The answer should be a single number: how many lines in the material contain "Premium".

*****

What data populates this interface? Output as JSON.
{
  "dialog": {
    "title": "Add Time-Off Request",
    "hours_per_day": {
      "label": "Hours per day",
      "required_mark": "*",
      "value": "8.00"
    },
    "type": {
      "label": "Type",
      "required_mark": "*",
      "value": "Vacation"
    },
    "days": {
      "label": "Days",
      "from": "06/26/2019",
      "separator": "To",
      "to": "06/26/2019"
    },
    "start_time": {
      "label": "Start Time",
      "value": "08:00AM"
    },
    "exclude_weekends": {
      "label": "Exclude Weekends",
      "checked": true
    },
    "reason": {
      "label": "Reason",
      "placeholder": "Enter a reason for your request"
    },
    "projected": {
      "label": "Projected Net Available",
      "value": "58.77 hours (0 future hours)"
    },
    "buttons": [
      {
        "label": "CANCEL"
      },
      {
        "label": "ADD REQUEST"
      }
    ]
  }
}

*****

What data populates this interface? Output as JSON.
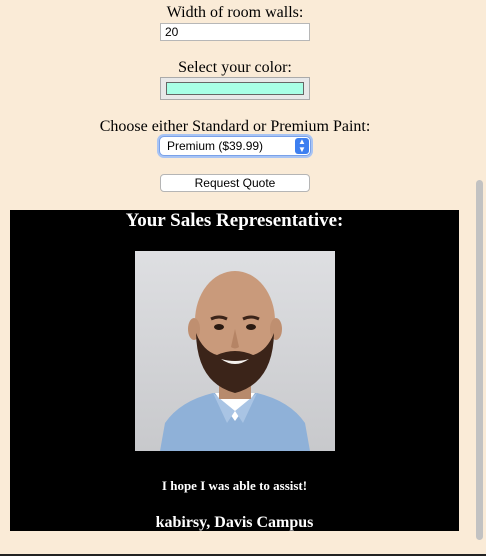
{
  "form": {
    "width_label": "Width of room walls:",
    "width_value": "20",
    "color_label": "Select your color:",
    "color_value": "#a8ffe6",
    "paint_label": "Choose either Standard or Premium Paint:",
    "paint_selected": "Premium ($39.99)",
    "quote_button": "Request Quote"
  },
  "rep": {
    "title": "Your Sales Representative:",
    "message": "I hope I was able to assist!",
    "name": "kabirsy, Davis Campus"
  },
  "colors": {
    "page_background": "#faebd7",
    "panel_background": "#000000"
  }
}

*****

## Task solution
2